Dataset rows describing interfaces >>
=== Section Start ===

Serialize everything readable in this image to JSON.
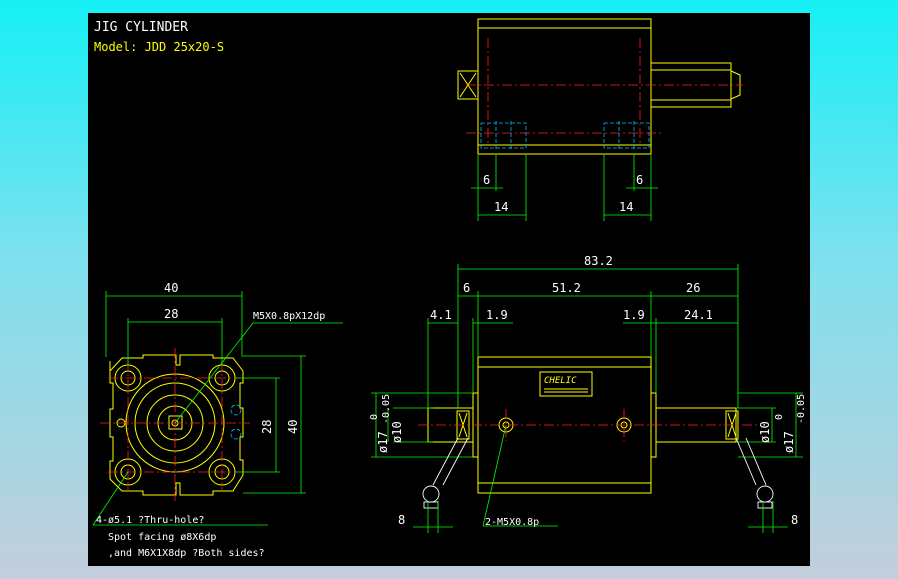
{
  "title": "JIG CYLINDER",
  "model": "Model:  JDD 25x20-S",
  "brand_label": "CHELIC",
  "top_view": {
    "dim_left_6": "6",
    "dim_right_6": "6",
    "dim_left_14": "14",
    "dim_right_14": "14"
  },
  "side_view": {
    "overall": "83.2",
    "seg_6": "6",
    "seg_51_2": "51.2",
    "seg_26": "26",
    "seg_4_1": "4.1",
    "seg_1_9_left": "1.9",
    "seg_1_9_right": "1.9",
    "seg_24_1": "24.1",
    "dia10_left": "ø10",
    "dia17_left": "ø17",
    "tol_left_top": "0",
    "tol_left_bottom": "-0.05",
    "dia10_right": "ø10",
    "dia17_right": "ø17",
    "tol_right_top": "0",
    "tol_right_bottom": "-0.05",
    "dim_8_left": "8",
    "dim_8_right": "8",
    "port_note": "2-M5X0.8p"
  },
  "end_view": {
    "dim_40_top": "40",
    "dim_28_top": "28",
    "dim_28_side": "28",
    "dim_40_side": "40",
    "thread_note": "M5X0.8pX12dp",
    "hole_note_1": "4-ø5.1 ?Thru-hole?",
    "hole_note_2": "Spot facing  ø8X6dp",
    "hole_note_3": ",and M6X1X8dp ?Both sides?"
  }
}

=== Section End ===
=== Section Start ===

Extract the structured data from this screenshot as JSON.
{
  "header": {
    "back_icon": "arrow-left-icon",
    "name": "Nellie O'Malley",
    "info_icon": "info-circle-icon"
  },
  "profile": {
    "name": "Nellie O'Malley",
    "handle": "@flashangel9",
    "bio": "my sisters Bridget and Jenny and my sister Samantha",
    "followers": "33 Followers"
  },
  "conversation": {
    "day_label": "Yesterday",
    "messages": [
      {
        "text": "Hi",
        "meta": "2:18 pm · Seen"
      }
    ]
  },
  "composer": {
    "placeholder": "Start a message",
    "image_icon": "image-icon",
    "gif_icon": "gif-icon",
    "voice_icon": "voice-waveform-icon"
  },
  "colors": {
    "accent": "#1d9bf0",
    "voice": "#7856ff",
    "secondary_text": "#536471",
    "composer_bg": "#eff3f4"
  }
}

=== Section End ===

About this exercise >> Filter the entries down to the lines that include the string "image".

Result >>
Serialize everything readable in this image to JSON.
    "image_icon": "image-icon",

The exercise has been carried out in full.